INLFPR is proud to be a partner in the BioCombs4Nanofibers H2020 project! The vision of the project is to adapt and convert the biological nanostructures into a technical process to create future tools and devices with controlled antiadhesive properties to handle and process nanofibers.
Grant agreement ID: 862016
Project duration: 1 October 2o19 - 3o September 2o22
Overall budet: € 3 049 050 (€ 420 000 for INFLPR)
Call for proposal: H2020-FETOPEN-2018-2019-2020-01
- Johannes Kepler Universität Linz, Austria
- Rheinisch-Westfälische Technische Hochschule Aachen, Germany
– Foundation of Research and Technology Hellas, Crete, Greece

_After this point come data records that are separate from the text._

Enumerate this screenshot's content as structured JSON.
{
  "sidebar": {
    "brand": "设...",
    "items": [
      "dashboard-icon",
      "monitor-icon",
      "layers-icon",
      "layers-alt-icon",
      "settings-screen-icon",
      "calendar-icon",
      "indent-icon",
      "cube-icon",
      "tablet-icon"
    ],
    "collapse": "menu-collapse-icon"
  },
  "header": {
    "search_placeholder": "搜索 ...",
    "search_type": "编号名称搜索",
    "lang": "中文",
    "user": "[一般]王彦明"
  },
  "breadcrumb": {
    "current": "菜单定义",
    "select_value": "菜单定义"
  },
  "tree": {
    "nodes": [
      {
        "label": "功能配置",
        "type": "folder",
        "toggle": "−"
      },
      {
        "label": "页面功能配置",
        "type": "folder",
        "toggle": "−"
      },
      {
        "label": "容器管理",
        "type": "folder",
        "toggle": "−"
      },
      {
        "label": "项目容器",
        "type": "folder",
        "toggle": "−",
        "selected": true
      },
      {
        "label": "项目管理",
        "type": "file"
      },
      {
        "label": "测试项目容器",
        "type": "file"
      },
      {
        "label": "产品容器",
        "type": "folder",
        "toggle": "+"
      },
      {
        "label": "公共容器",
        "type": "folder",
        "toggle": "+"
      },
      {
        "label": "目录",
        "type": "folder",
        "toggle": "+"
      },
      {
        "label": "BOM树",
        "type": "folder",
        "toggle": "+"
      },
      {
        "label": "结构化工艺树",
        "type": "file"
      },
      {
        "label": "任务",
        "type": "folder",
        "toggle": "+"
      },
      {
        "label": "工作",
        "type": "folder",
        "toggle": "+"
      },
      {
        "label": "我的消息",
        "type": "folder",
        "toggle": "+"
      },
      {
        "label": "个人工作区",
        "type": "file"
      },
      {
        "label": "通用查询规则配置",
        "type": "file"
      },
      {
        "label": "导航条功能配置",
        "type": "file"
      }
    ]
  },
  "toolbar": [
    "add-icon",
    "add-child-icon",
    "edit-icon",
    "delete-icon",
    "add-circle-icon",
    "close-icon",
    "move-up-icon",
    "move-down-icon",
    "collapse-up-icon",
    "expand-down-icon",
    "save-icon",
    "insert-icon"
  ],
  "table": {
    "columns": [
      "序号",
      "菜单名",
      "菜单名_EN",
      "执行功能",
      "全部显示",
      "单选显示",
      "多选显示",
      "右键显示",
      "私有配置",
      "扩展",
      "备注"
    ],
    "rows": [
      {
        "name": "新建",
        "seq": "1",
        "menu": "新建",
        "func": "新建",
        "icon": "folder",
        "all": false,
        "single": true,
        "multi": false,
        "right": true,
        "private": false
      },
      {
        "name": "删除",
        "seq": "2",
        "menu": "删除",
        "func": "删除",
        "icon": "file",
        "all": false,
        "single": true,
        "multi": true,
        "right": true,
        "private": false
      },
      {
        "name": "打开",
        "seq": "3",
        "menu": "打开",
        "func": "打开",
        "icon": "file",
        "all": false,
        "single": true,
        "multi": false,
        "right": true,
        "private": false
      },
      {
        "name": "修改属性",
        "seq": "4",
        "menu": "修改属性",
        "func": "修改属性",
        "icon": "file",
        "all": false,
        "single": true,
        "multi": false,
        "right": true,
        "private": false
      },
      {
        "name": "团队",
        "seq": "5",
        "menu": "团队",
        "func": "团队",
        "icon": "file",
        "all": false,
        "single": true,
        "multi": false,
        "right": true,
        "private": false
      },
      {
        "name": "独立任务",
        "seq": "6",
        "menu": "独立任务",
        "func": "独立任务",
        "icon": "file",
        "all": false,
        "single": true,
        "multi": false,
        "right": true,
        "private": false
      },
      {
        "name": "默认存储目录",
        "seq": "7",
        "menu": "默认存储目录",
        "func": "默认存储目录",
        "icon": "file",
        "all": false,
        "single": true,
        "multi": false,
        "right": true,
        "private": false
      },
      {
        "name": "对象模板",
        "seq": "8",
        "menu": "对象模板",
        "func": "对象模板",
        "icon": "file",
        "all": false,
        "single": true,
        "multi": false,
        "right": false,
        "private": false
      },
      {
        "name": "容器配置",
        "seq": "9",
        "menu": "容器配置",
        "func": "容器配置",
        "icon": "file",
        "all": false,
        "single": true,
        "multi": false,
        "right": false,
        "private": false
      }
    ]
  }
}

– Bundesanstalt für Materialforschung und -prüfung, Berlin, Germany
- National Institute for Laser, Plasma and Radiation Physics, Bucharest, Romania

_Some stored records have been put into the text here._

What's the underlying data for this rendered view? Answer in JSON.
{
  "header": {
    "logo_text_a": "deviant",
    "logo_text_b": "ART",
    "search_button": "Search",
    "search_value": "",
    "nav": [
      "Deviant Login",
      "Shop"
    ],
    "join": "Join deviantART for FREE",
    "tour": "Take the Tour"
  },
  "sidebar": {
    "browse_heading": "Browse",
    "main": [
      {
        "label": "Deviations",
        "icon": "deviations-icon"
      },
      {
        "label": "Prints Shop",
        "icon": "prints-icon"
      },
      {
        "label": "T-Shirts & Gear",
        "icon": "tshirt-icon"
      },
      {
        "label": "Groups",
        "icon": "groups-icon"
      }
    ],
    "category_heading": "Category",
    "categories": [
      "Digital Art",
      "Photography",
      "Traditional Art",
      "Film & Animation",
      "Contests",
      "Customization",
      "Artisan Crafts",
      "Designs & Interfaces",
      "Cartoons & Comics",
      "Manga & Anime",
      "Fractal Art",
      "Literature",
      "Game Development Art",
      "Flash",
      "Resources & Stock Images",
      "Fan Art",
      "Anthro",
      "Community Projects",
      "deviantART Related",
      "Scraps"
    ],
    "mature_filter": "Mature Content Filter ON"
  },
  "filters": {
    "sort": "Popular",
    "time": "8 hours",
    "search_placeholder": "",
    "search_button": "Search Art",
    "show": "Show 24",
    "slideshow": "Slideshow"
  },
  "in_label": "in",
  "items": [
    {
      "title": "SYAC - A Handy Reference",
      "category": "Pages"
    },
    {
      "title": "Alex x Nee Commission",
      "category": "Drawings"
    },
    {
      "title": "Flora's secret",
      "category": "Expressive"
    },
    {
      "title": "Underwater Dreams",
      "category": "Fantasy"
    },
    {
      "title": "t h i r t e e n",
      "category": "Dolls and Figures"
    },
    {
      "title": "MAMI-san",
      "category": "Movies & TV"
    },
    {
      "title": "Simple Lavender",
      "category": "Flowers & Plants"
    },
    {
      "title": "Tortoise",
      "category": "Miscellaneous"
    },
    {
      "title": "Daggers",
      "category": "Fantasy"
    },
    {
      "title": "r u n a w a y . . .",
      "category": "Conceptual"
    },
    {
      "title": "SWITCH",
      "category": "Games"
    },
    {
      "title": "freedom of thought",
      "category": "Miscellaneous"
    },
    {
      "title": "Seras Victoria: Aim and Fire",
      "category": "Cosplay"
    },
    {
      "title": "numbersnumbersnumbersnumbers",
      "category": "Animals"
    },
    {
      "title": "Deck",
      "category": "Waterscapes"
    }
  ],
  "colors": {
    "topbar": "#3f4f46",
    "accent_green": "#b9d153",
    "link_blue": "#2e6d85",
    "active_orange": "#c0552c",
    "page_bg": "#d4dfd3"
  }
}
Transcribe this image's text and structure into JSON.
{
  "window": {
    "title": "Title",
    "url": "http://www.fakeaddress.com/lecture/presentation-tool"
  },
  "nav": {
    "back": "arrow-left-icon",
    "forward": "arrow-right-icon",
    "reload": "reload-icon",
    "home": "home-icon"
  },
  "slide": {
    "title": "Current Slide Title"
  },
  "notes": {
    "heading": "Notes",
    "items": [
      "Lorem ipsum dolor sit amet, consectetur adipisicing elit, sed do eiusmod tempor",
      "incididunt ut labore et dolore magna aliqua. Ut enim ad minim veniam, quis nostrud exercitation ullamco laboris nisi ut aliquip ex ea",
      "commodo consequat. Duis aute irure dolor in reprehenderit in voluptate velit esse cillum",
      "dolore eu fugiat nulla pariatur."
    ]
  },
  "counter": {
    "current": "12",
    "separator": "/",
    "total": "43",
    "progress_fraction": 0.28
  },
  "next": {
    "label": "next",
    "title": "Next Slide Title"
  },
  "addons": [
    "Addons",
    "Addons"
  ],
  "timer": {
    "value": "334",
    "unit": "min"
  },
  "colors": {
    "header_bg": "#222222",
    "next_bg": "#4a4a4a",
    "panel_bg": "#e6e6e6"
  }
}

Challenge: Nanofibers are constantly drawing the attention of material scientists and engineers as their surface-to-used-material-ratio is beneficial for, e.g., medical applications. However, technical nanofiber processing, transportation or even simple things as spooling is inhibited by their attraction to any surface by van der Waals forces, the adhesive forces also enabling geckos to stick to the wall. Recent research aims for scale-up of the controllable production of nanofibers though have not enabled an easier handling and thus their application is still limited. A specific kind of nanofibers are nanofibrous protrusions of adherent cells and microorganisms. The interaction of these fibers with nanostructures is a key feature for their controlled adhesion at natural or artificial surfaces.

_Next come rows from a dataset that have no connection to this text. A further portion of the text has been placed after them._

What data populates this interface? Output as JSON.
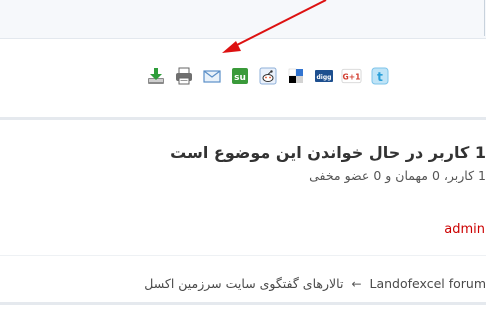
{
  "share_bar": {
    "icons": [
      {
        "name": "download-icon"
      },
      {
        "name": "print-icon"
      },
      {
        "name": "email-icon"
      },
      {
        "name": "stumbleupon-icon"
      },
      {
        "name": "reddit-icon"
      },
      {
        "name": "delicious-icon"
      },
      {
        "name": "digg-icon",
        "label": "digg"
      },
      {
        "name": "google-plus-icon",
        "label": "G+1"
      },
      {
        "name": "twitter-icon",
        "label": "t"
      }
    ]
  },
  "viewers": {
    "title": "1 کاربر در حال خواندن این موضوع است",
    "subtitle": "1 کاربر، 0 مهمان و 0 عضو مخفی",
    "users": [
      "admin"
    ]
  },
  "breadcrumb": {
    "items": [
      "Landofexcel forum",
      "تالارهای گفتگوی سایت سرزمین اکسل"
    ],
    "separator": "←"
  },
  "colors": {
    "arrow": "#dd1111",
    "user_link": "#cc0000",
    "separator": "#e5e9ee",
    "panel_bg": "#f6f8fb"
  }
}
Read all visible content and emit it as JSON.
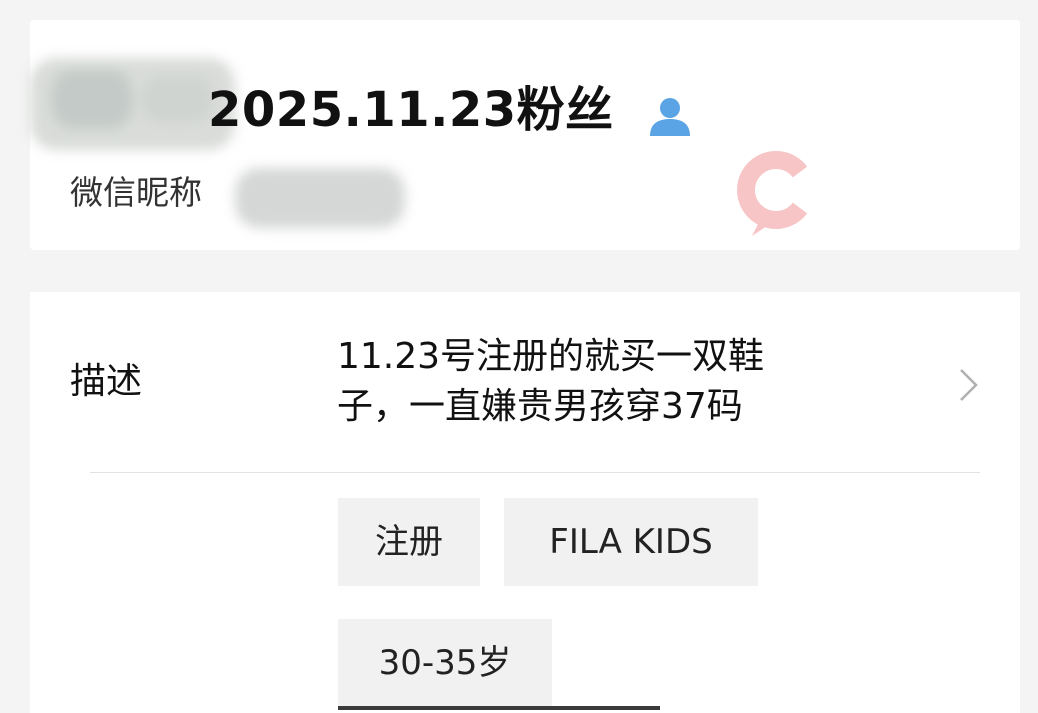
{
  "header": {
    "group_name": "2025.11.23粉丝",
    "nickname_label": "微信昵称"
  },
  "detail": {
    "label": "描述",
    "text_line1": "11.23号注册的就买一双鞋",
    "text_line2": "子，一直嫌贵男孩穿37码"
  },
  "tags": [
    {
      "label": "注册"
    },
    {
      "label": "FILA KIDS"
    },
    {
      "label": "30-35岁"
    }
  ],
  "icons": {
    "user": "user-icon",
    "chevron": "chevron-right-icon",
    "watermark": "watermark-logo-icon"
  },
  "colors": {
    "user_icon": "#5aa4e6",
    "tag_bg": "#f1f1f1",
    "page_bg": "#f4f4f4",
    "watermark": "#f08c8c"
  }
}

Inspiration by nature: One major problem for handling of nanofibers is their stickiness to almost any surface due to van der Waals forces. However, there is a biological example to show how to tackle this problem in the future: cribellate spiders bear a specialized comb, the calamistrum, to handle and process nanofibers, which are assembled to their structural complex capture threads. These 10 – 30 nm thick fibers do not stick to the calamistrum due to a special fingerprint-like nanostructure. This structure causes the nanofibers to not smoothly adapt to the surface of the calamistrum, but rather minimizes contact and thus reduce the adhesive forces between the nanofibers and the calamistrum.
Radically new technological approach: The transfer of these bionic comb structures to a technical surface will enable that future tools for nanofiber handling (covered with such a nanostructure) are antiadhesive towards nanofibers. Similar nanostructures can hinder the adhesion of nanofibrous protrusions of cells or microorganisms, which may enable cell-repellent or antiseptic areas on medical devices and implants.